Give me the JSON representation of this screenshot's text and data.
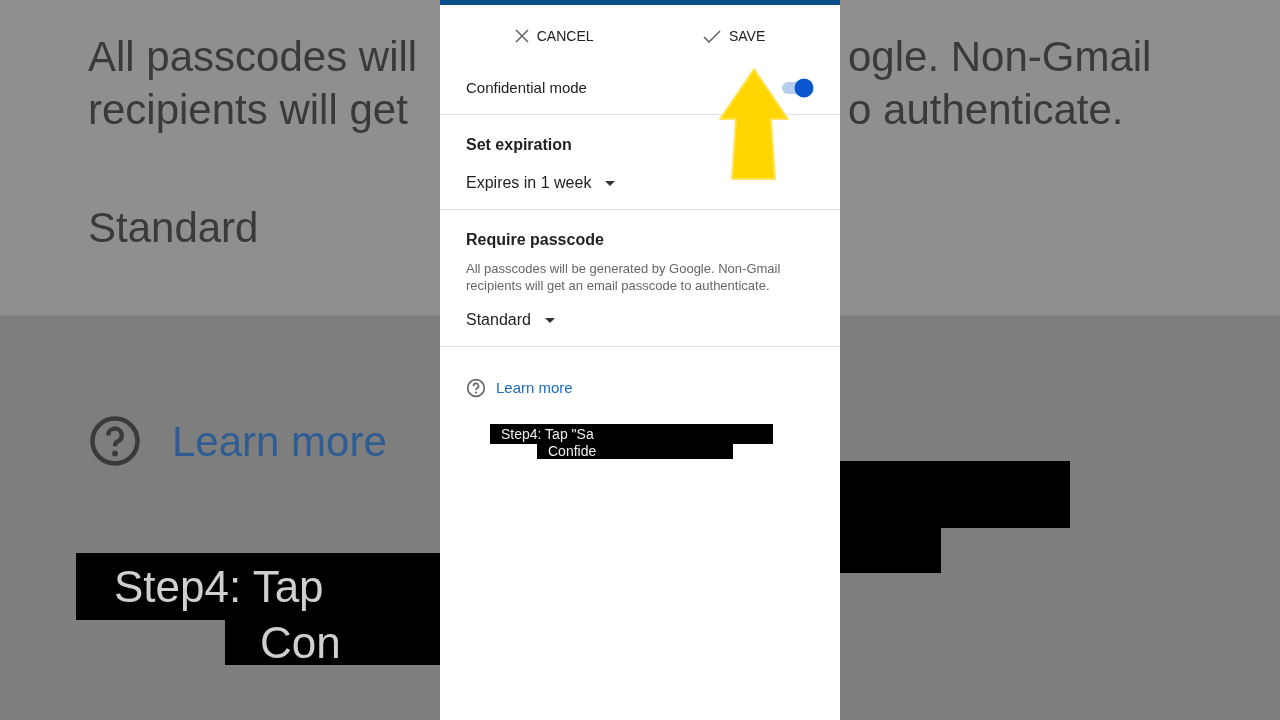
{
  "background": {
    "left_lines": [
      "All passcodes will",
      "recipients will get"
    ],
    "right_lines": [
      "ogle. Non-Gmail",
      "o authenticate."
    ],
    "left_value": "Standard",
    "left_link": "Learn more",
    "left_caption": [
      "Step4: Tap",
      "Con"
    ]
  },
  "toolbar": {
    "cancel": "CANCEL",
    "save": "SAVE"
  },
  "confidential_mode": {
    "label": "Confidential mode",
    "on": true
  },
  "sections": [
    {
      "title": "Set expiration",
      "value": "Expires in 1 week"
    },
    {
      "title": "Require passcode",
      "description": "All passcodes will be generated by Google. Non-Gmail recipients will get an email passcode to authenticate.",
      "value": "Standard"
    }
  ],
  "learn_more": "Learn more",
  "caption": [
    "Step4: Tap \"Sa",
    "Confide"
  ]
}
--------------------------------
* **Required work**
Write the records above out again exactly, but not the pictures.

* **Your solution**
Give me the JSON representation of this screenshot's text and data.
{
  "background": {
    "left_lines": [
      "All passcodes will",
      "recipients will get"
    ],
    "right_lines": [
      "ogle. Non-Gmail",
      "o authenticate."
    ],
    "left_value": "Standard",
    "left_link": "Learn more",
    "left_caption": [
      "Step4: Tap",
      "Con"
    ]
  },
  "toolbar": {
    "cancel": "CANCEL",
    "save": "SAVE"
  },
  "confidential_mode": {
    "label": "Confidential mode",
    "on": true
  },
  "sections": [
    {
      "title": "Set expiration",
      "value": "Expires in 1 week"
    },
    {
      "title": "Require passcode",
      "description": "All passcodes will be generated by Google. Non-Gmail recipients will get an email passcode to authenticate.",
      "value": "Standard"
    }
  ],
  "learn_more": "Learn more",
  "caption": [
    "Step4: Tap \"Sa",
    "Confide"
  ]
}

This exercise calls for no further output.